- Food and Cooking»
- Cooking Ingredients
What is baking soda?
What is that powdery white stuff you add to your dough? Baking soda, which is what causes your dough and batter to rise, is... salt.
Chemically, baking soda is NaHCO3. Nahcolite, another name for baking soda, is a reference to this chemical formula. It is also called thermokalite.
Baking soda is a mildly alkaline mineral. It has a pH of 8.1; pH 7 is neutral. What makes it so useful is its ability to maintain its pH. When acids (which lower pH) or bases (which raise it) are added to baking soda, it tends to maintain a 8.1 pH. This is what provides baking soda’s ability to neutralize odors.
Chemists refer to baking soda as:
- sodium bicarbonate
- bicarbonate of soda
- sodium hydrogen carbonate
- sodium acid carbonate
Baking soda can be found in natural mineral deposits. It was first manufactured in the 1790’s by a French chemist named Nicolas Leblanc. Today it is commercially made by using the Solvay method: carbon dioxide and ammonia are passed through a concentrated solution of sodium chloride. The result is crude sodium bicarbonate, which is heated to form soda ash. The soda ash is then refined to meet purity standards.
Put the baking in Baking Soda
When baking soda meets an acidic ingredient like lemon juice, a chemical reaction takes place. The visible reaction is the release of carbon dioxide. At temperatures above 300°, say in your oven, baking soda will decompose into sodium carbonate, water, and of course carbon dioxide.
The result? Lots of bubbles. The expanding gas inside the dough creates leavening. This is why your dough rises.
The best way to store baking soda is to keep it in the standard cool, dry place. Keep the lid on to prevent exposure to the air.
Baking soda will last on the shelf for 18 months. If you are not sure if it is fresh, try this test:
- Put 1/2 teaspoon of baking soda in a shallow dish
- Pour a few drops of lemon juice or vinegar on top
- If you see vigorous bubbles, it is ready to use!
You'll be humming this tune all day...
Harness the power of the science experiment volcano
Vinegar, an acid, is particularly good at triggering the onslaught of a foamy baking soda eruption.
Imagine if this tiny storm in a teacup was instead a tiny storm in your sink drain.
Slow running drains are perfect for playing science experiment volcano.
Put 1/4 cup of baking soda down the drain. For extra scrubbing power, add some kosher salt. Next, pour in 1 cup of vinegar.
Cover the drain and wait fifteen minutes for the storm to subside. Follow by rinsing the drain with very hot or boiling water.
Note: salt is very corrosive.
If you use it, be sure to run water through the drain for ten to fifteen minutes to be sure the salt is washed out of your pipes.

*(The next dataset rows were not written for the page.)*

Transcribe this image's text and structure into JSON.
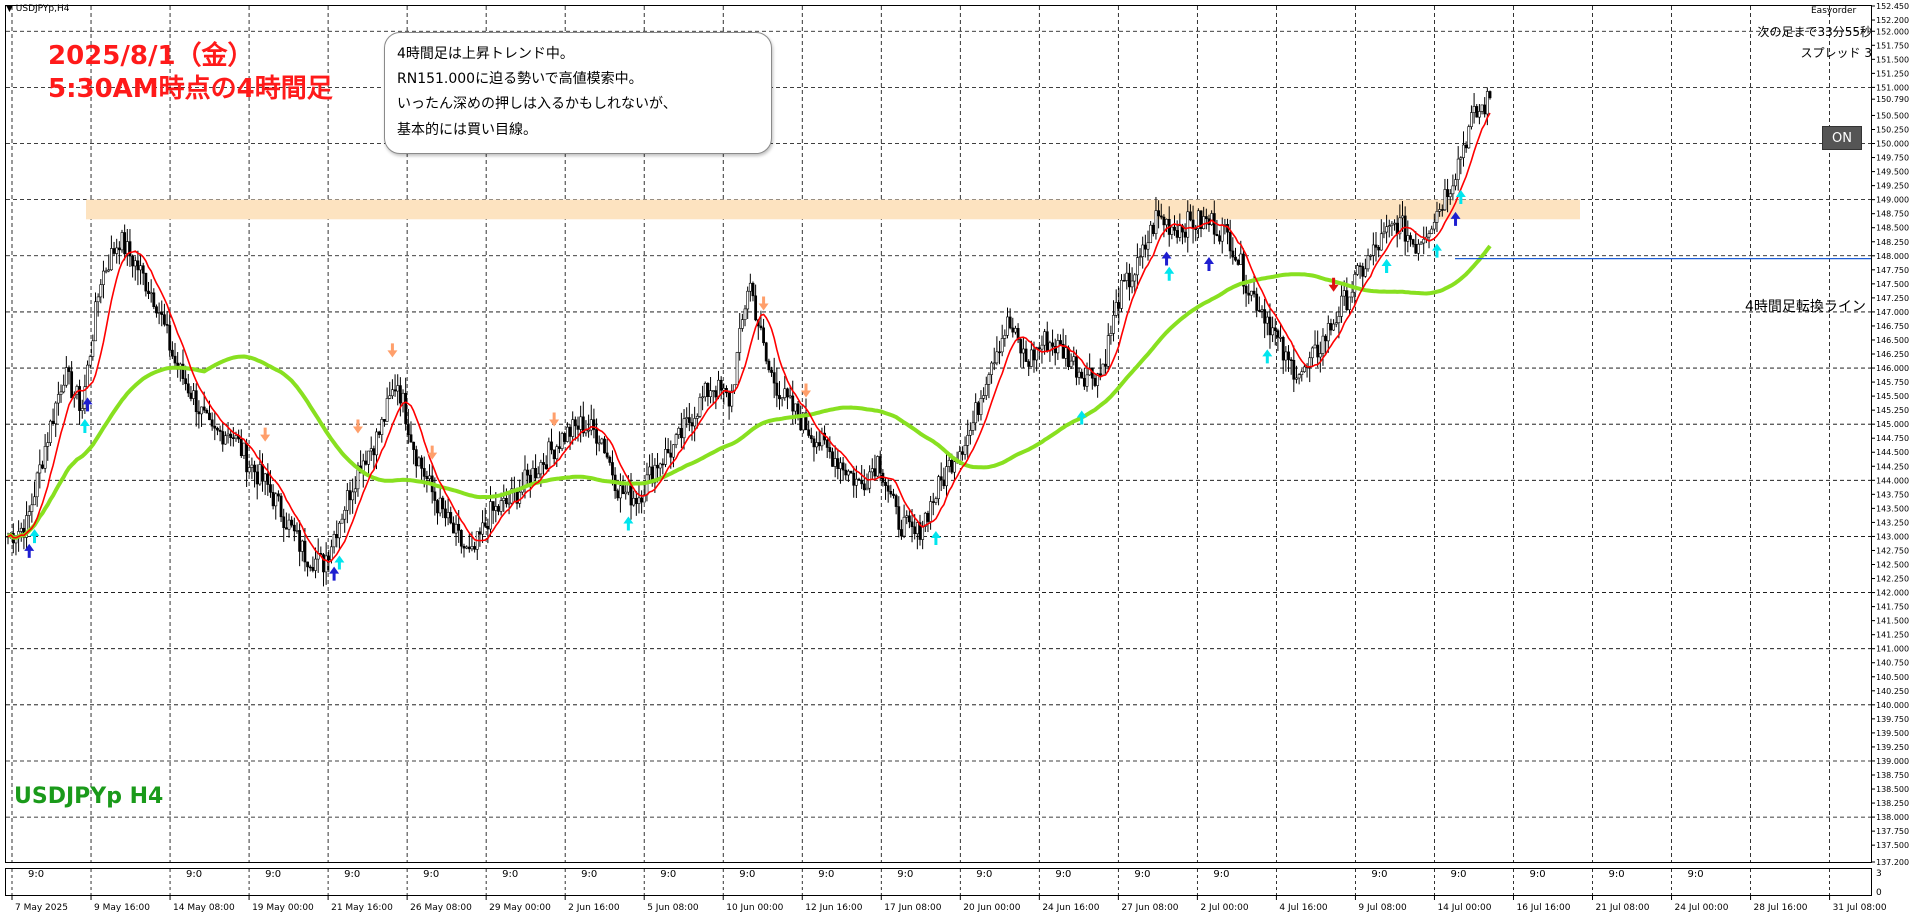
{
  "window": {
    "title": "USDJPYp,H4"
  },
  "annotations": {
    "date_title_line1": "2025/8/1（金）",
    "date_title_line2": "5:30AM時点の4時間足",
    "note_lines": [
      "4時間足は上昇トレンド中。",
      "RN151.000に迫る勢いで高値模索中。",
      "いったん深めの押しは入るかもしれないが、",
      "基本的には買い目線。"
    ],
    "timer_text": "次の足まで33分55秒",
    "spread_text": "スプレッド 3",
    "easyorder_label": "Easyorder",
    "on_button": "ON",
    "conversion_line_label": "4時間足転換ライン",
    "symbol_label": "USDJPYp H4"
  },
  "subwindow": {
    "top_value": "3",
    "bottom_value": "0",
    "tick_label": "9:0"
  },
  "colors": {
    "candle": "#000000",
    "fast_ma": "#ff0000",
    "slow_ma": "#88e020",
    "resistance_zone": "#fde3c0",
    "conversion_line": "#1f5fd6",
    "buy_arrow": "#00e5ee",
    "sell_arrow": "#ff9f6b",
    "major_buy_arrow": "#1e1ed0",
    "major_sell_arrow": "#dd1111"
  },
  "chart_data": {
    "type": "candlestick",
    "symbol": "USDJPYp",
    "timeframe": "H4",
    "ylim": [
      137.2,
      152.45
    ],
    "price_ticks": [
      "152.450",
      "152.200",
      "152.000",
      "151.750",
      "151.500",
      "151.250",
      "151.000",
      "150.790",
      "150.500",
      "150.250",
      "150.000",
      "149.750",
      "149.500",
      "149.250",
      "149.000",
      "148.750",
      "148.500",
      "148.250",
      "148.000",
      "147.750",
      "147.500",
      "147.250",
      "147.000",
      "146.750",
      "146.500",
      "146.250",
      "146.000",
      "145.750",
      "145.500",
      "145.250",
      "145.000",
      "144.750",
      "144.500",
      "144.250",
      "144.000",
      "143.750",
      "143.500",
      "143.250",
      "143.000",
      "142.750",
      "142.500",
      "142.250",
      "142.000",
      "141.750",
      "141.500",
      "141.250",
      "141.000",
      "140.750",
      "140.500",
      "140.250",
      "140.000",
      "139.750",
      "139.500",
      "139.250",
      "139.000",
      "138.750",
      "138.500",
      "138.250",
      "138.000",
      "137.750",
      "137.500",
      "137.200"
    ],
    "date_labels": [
      "7 May 2025",
      "9 May 16:00",
      "14 May 08:00",
      "19 May 00:00",
      "21 May 16:00",
      "26 May 08:00",
      "29 May 00:00",
      "2 Jun 16:00",
      "5 Jun 08:00",
      "10 Jun 00:00",
      "12 Jun 16:00",
      "17 Jun 08:00",
      "20 Jun 00:00",
      "24 Jun 16:00",
      "27 Jun 08:00",
      "2 Jul 00:00",
      "4 Jul 16:00",
      "9 Jul 08:00",
      "14 Jul 00:00",
      "16 Jul 16:00",
      "21 Jul 08:00",
      "24 Jul 00:00",
      "28 Jul 16:00",
      "31 Jul 08:00"
    ],
    "close_path": [
      143.0,
      143.2,
      144.6,
      145.9,
      145.3,
      147.6,
      148.3,
      147.8,
      147.2,
      146.1,
      145.5,
      144.8,
      144.9,
      144.3,
      143.9,
      143.3,
      142.7,
      142.5,
      143.4,
      144.3,
      144.8,
      145.8,
      144.5,
      143.7,
      143.1,
      142.6,
      143.4,
      143.6,
      144.0,
      144.4,
      144.8,
      145.0,
      144.8,
      143.8,
      143.7,
      144.3,
      144.6,
      145.2,
      145.7,
      145.4,
      147.6,
      146.0,
      145.4,
      145.0,
      144.6,
      144.3,
      143.9,
      144.4,
      143.3,
      143.0,
      143.7,
      144.4,
      144.9,
      146.1,
      146.8,
      146.1,
      146.5,
      146.3,
      145.9,
      145.9,
      147.3,
      147.8,
      148.7,
      148.5,
      148.6,
      148.6,
      148.3,
      147.4,
      146.9,
      146.1,
      145.9,
      146.5,
      147.1,
      147.7,
      148.2,
      148.6,
      148.2,
      148.7,
      149.4,
      150.4,
      150.8
    ],
    "resistance_zone": [
      148.65,
      149.0
    ],
    "conversion_line_price": 147.95,
    "subwindow_range": [
      0,
      3
    ]
  }
}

Keep things neutral
An open box of baking soda in your refrigerator will neutralize odor. Along with odor it will absorb moisture, which can form a crust on the top of the baking soda. Keep it fresh for optimum results. Sprinkle baking soda in the vegetable crisper and cover with paper towels. Don’t forget your freezer too!

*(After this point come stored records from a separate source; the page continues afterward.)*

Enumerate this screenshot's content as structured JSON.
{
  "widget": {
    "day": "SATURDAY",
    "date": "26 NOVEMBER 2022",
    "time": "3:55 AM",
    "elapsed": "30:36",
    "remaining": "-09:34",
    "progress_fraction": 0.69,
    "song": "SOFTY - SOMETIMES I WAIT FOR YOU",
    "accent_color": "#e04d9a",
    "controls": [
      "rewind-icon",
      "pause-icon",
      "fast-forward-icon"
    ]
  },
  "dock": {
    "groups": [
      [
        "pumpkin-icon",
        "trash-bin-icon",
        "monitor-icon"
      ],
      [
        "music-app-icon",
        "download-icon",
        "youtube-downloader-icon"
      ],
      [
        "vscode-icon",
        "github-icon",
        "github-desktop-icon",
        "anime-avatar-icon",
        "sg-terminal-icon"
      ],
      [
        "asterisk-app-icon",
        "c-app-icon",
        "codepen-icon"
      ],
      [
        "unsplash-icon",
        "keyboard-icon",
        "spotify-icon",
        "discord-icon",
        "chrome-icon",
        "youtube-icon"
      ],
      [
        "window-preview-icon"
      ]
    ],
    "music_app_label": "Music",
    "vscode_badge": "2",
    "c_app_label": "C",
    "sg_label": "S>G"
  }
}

Fishy odor is obviously not as strong as spoiled fish odor. If your leftovers get the better of you, you’ll need clean the fridge out. After the bad food is gone, wash the inside walls with baking soda and warm water. For surface stains inside and out, make a paste of baking soda and water.
Sprinkle baking soda on your carpet, upholstery and rugs – in your home and your car. Wait 15 minutes for it to absorb odor, and then vacuum it out. Check first for color fastness by mixing 1/2 cup of water with about 1/2 teaspoon of baking soda. Put a small amount of your test mix in a hidden spot. Let it dry, then vacuum and see if there was damage to the color.
How to substitute baking soda
Say your baking soda failed the freshness test, or you simply ran out. You need those bubbles to make your cake rise! Don’t worry, you can substitute.
Grab your baking powder. Although it contains contains sodium bicarbonate, it also has cream of tartar and a small amount of starch, a drying agent. Because it contains extra ingredients, you will need to use a larger quantity when you substitute it for baking soda. It will also have a mild effect on flavor.
For straight substitution, use a three to one ratio. That is, three tablespoons of baking powder instead of one tablespoon of baking soda for example.
My chef friend goes one step further: to control the mild effect this will have on flavor, she uses a two to one ratio of baking powder to baking soda. She then leaves the salt out of the recipe.
Of course, you can use baking soda to make your own baking powder as well. Simply mix one teaspoon of baking soda with two teaspoons of cream of tartar.
One more use...
Remember, when you heat baking soda, it will release carbon dioxide and water. Carbon dioxide is heavier than oxygen.
Therefore, if you dump baking soda on a fire, the heat will react with it to create the elements you need to put the fire out.
If you have a kitchen fire, grab the baking soda!
© 2009 wyanjen at HubPages
Baking Soda: refined and defined